◆ **Task requirements**
Line for line, return the data exactly, omitting all pictures.

App and web page records

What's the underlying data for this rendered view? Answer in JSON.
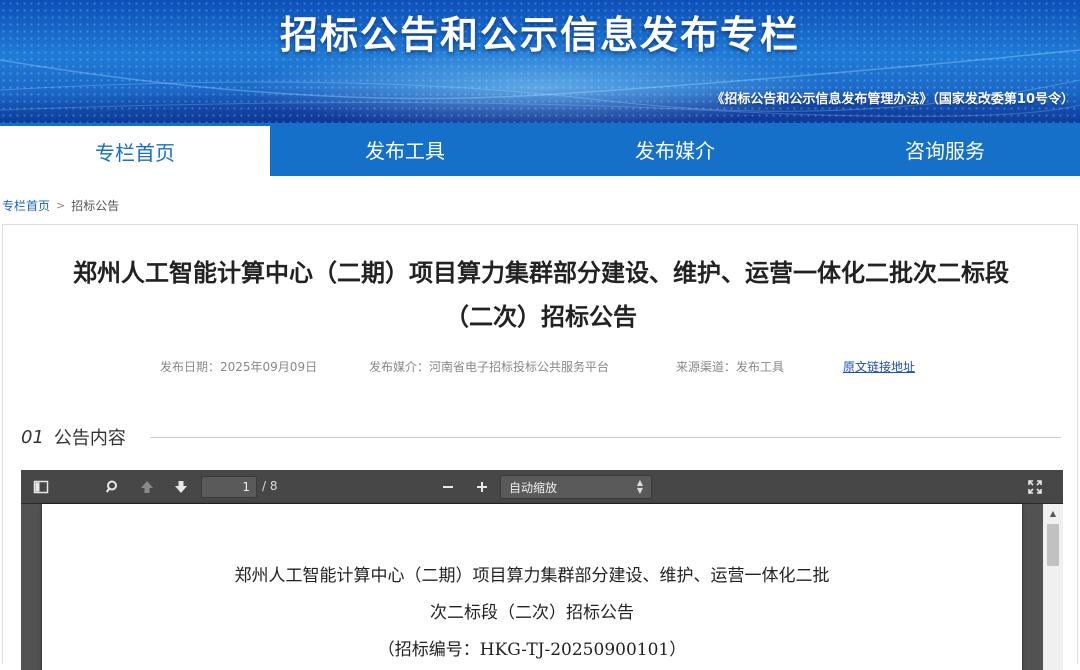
{
  "banner": {
    "title": "招标公告和公示信息发布专栏",
    "subtitle": "《招标公告和公示信息发布管理办法》（国家发改委第10号令）"
  },
  "nav": {
    "items": [
      {
        "label": "专栏首页",
        "active": true
      },
      {
        "label": "发布工具",
        "active": false
      },
      {
        "label": "发布媒介",
        "active": false
      },
      {
        "label": "咨询服务",
        "active": false
      }
    ]
  },
  "breadcrumb": {
    "home": "专栏首页",
    "separator": ">",
    "current": "招标公告"
  },
  "article": {
    "title_line1": "郑州人工智能计算中心（二期）项目算力集群部分建设、维护、运营一体化二批次二标段",
    "title_line2": "（二次）招标公告",
    "publish_date": "发布日期：2025年09月09日",
    "media": "发布媒介：河南省电子招标投标公共服务平台",
    "source": "来源渠道：发布工具",
    "original_link": "原文链接地址"
  },
  "section": {
    "number": "01",
    "label": "公告内容"
  },
  "pdf_viewer": {
    "current_page": "1",
    "total_pages": "/ 8",
    "zoom": "自动缩放",
    "icons": [
      "sidebar-toggle-icon",
      "search-icon",
      "previous-page-icon",
      "next-page-icon",
      "zoom-out-icon",
      "zoom-in-icon",
      "presentation-mode-icon"
    ],
    "page_content": {
      "line1": "郑州人工智能计算中心（二期）项目算力集群部分建设、维护、运营一体化二批",
      "line2": "次二标段（二次）招标公告",
      "line3": "（招标编号：HKG-TJ-20250900101）"
    }
  },
  "colors": {
    "nav_bg": "#1470c8",
    "link": "#1a4fb0",
    "banner_top": "#0d4fb8"
  }
}
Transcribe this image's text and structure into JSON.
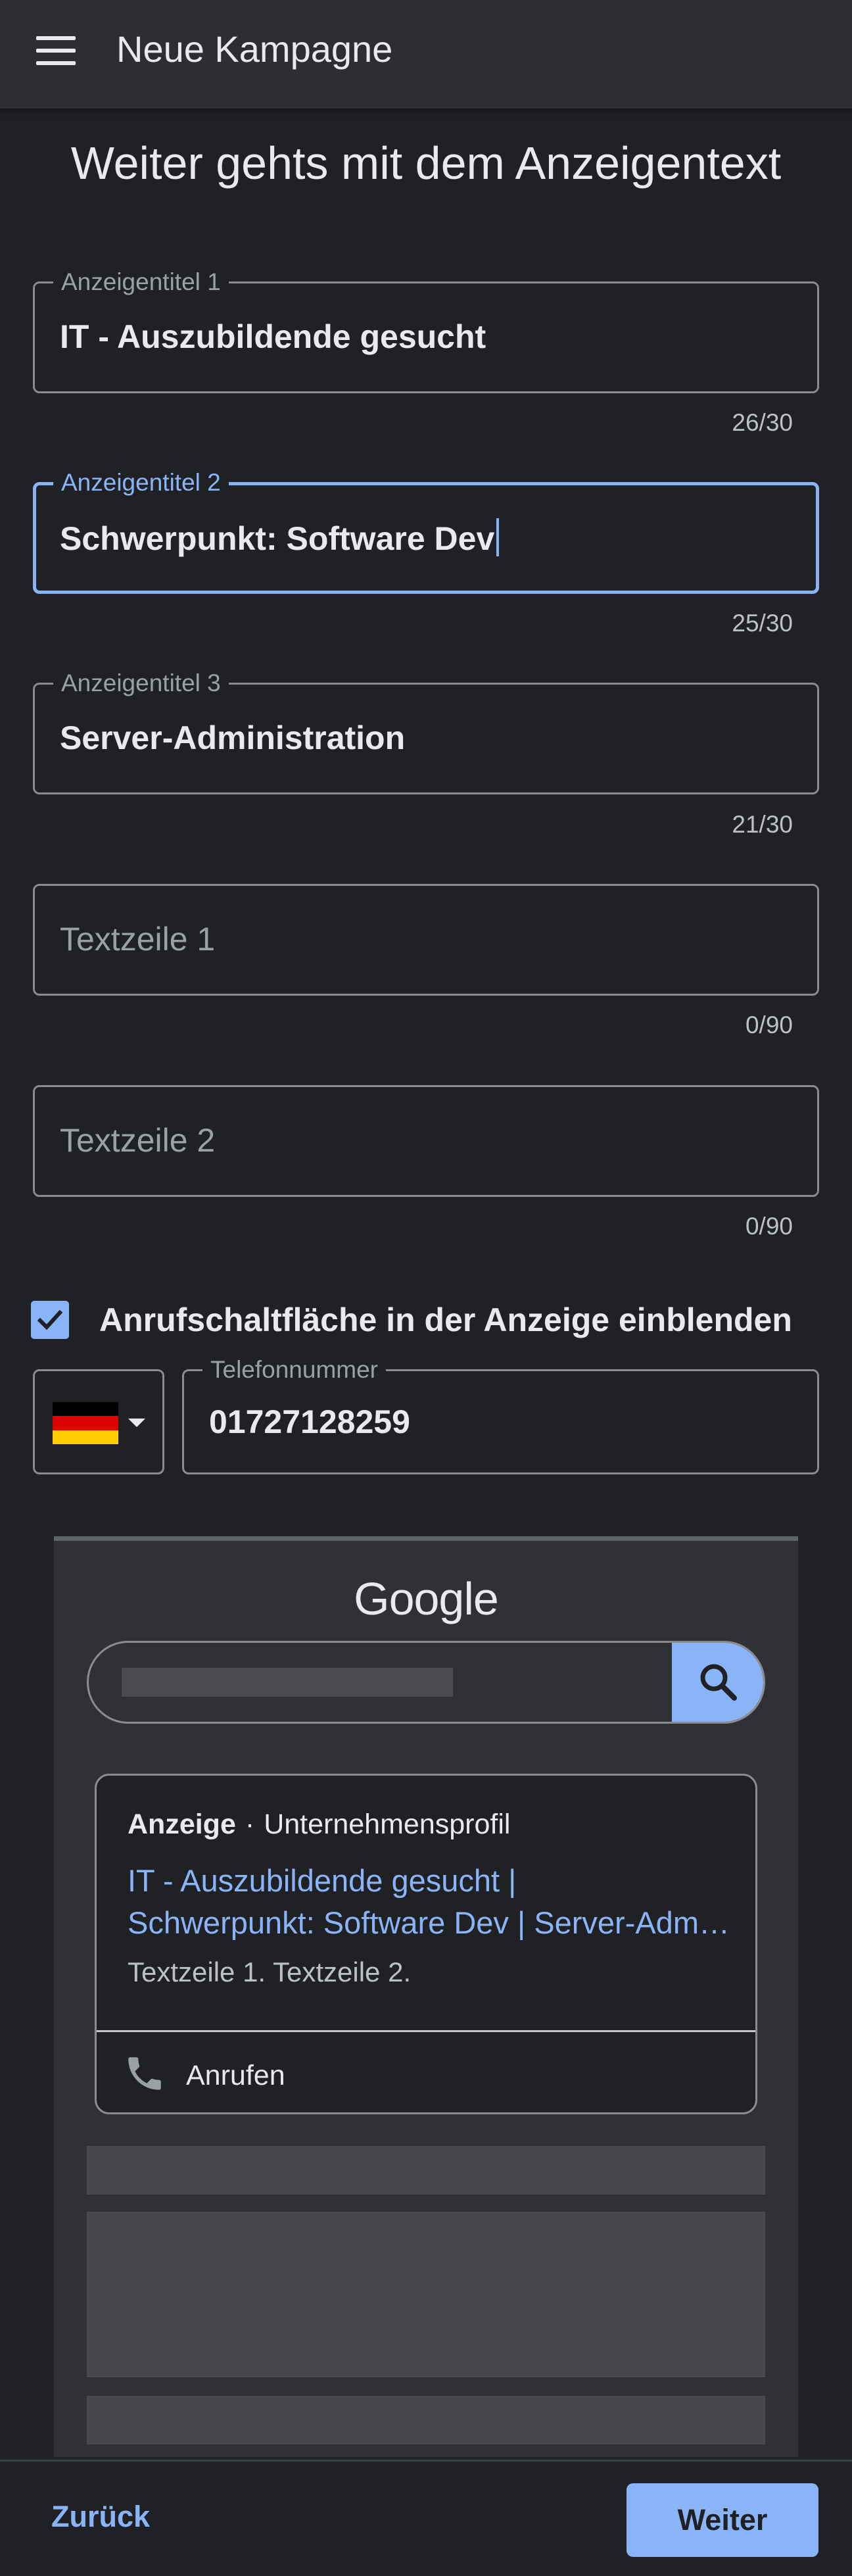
{
  "appbar": {
    "title": "Neue Kampagne",
    "menu_icon": "menu-icon"
  },
  "page_title": "Weiter gehts mit dem Anzeigentext",
  "fields": [
    {
      "label": "Anzeigentitel 1",
      "value": "IT - Auszubildende gesucht",
      "placeholder": "",
      "counter": "26/30"
    },
    {
      "label": "Anzeigentitel 2",
      "value": "Schwerpunkt: Software Dev",
      "placeholder": "",
      "counter": "25/30",
      "focused": true
    },
    {
      "label": "Anzeigentitel 3",
      "value": "Server-Administration",
      "placeholder": "",
      "counter": "21/30"
    },
    {
      "label": "",
      "value": "",
      "placeholder": "Textzeile 1",
      "counter": "0/90"
    },
    {
      "label": "",
      "value": "",
      "placeholder": "Textzeile 2",
      "counter": "0/90"
    }
  ],
  "call_option": {
    "checked": true,
    "label": "Anrufschaltfläche in der Anzeige einblenden"
  },
  "phone": {
    "country_icon": "germany-flag-icon",
    "label": "Telefonnummer",
    "value": "01727128259"
  },
  "preview": {
    "logo": "Google",
    "ad": {
      "badge": "Anzeige",
      "separator": "·",
      "profile": "Unternehmensprofil",
      "title_line1": "IT - Auszubildende gesucht |",
      "title_line2": "Schwerpunkt: Software Dev | Server-Administration",
      "description": "Textzeile 1. Textzeile 2.",
      "call_label": "Anrufen"
    }
  },
  "footer": {
    "back_label": "Zurück",
    "next_label": "Weiter"
  },
  "colors": {
    "accent": "#8ab4f8",
    "background": "#202124",
    "appbar": "#2d2e31",
    "preview_bg": "#303134"
  }
}
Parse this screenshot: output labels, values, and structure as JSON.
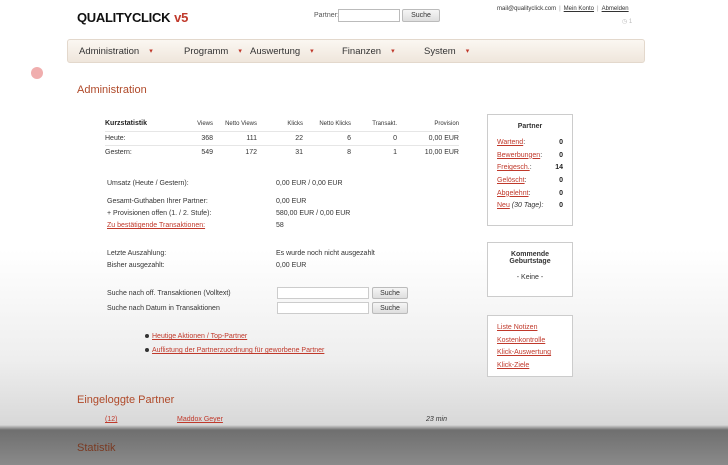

◆ **Answer to this task**
What's the underlying data for this rendered view? Answer in JSON.
{
  "banner": {
    "title": "招标公告和公示信息发布专栏",
    "subtitle": "《招标公告和公示信息发布管理办法》（国家发改委第10号令）"
  },
  "nav": {
    "items": [
      {
        "label": "专栏首页",
        "active": true
      },
      {
        "label": "发布工具",
        "active": false
      },
      {
        "label": "发布媒介",
        "active": false
      },
      {
        "label": "咨询服务",
        "active": false
      }
    ]
  },
  "breadcrumb": {
    "home": "专栏首页",
    "separator": ">",
    "current": "招标公告"
  },
  "article": {
    "title_line1": "郑州人工智能计算中心（二期）项目算力集群部分建设、维护、运营一体化二批次二标段",
    "title_line2": "（二次）招标公告",
    "publish_date": "发布日期：2025年09月09日",
    "media": "发布媒介：河南省电子招标投标公共服务平台",
    "source": "来源渠道：发布工具",
    "original_link": "原文链接地址"
  },
  "section": {
    "number": "01",
    "label": "公告内容"
  },
  "pdf_viewer": {
    "current_page": "1",
    "total_pages": "/ 8",
    "zoom": "自动缩放",
    "icons": [
      "sidebar-toggle-icon",
      "search-icon",
      "previous-page-icon",
      "next-page-icon",
      "zoom-out-icon",
      "zoom-in-icon",
      "presentation-mode-icon"
    ],
    "page_content": {
      "line1": "郑州人工智能计算中心（二期）项目算力集群部分建设、维护、运营一体化二批",
      "line2": "次二标段（二次）招标公告",
      "line3": "（招标编号：HKG-TJ-20250900101）"
    }
  },
  "colors": {
    "nav_bg": "#1470c8",
    "link": "#1a4fb0",
    "banner_top": "#0d4fb8"
  }
}
Transcribe this image's text and structure into JSON.
{
  "appbar": {
    "title": "Neue Kampagne",
    "menu_icon": "menu-icon"
  },
  "page_title": "Weiter gehts mit dem Anzeigentext",
  "fields": [
    {
      "label": "Anzeigentitel 1",
      "value": "IT - Auszubildende gesucht",
      "placeholder": "",
      "counter": "26/30"
    },
    {
      "label": "Anzeigentitel 2",
      "value": "Schwerpunkt: Software Dev",
      "placeholder": "",
      "counter": "25/30",
      "focused": true
    },
    {
      "label": "Anzeigentitel 3",
      "value": "Server-Administration",
      "placeholder": "",
      "counter": "21/30"
    },
    {
      "label": "",
      "value": "",
      "placeholder": "Textzeile 1",
      "counter": "0/90"
    },
    {
      "label": "",
      "value": "",
      "placeholder": "Textzeile 2",
      "counter": "0/90"
    }
  ],
  "call_option": {
    "checked": true,
    "label": "Anrufschaltfläche in der Anzeige einblenden"
  },
  "phone": {
    "country_icon": "germany-flag-icon",
    "label": "Telefonnummer",
    "value": "01727128259"
  },
  "preview": {
    "logo": "Google",
    "ad": {
      "badge": "Anzeige",
      "separator": "·",
      "profile": "Unternehmensprofil",
      "title_line1": "IT - Auszubildende gesucht |",
      "title_line2": "Schwerpunkt: Software Dev | Server-Administration",
      "description": "Textzeile 1. Textzeile 2.",
      "call_label": "Anrufen"
    }
  },
  "footer": {
    "back_label": "Zurück",
    "next_label": "Weiter"
  },
  "colors": {
    "accent": "#8ab4f8",
    "background": "#202124",
    "appbar": "#2d2e31",
    "preview_bg": "#303134"
  }
}
Parse this screenshot: output labels, values, and structure as JSON.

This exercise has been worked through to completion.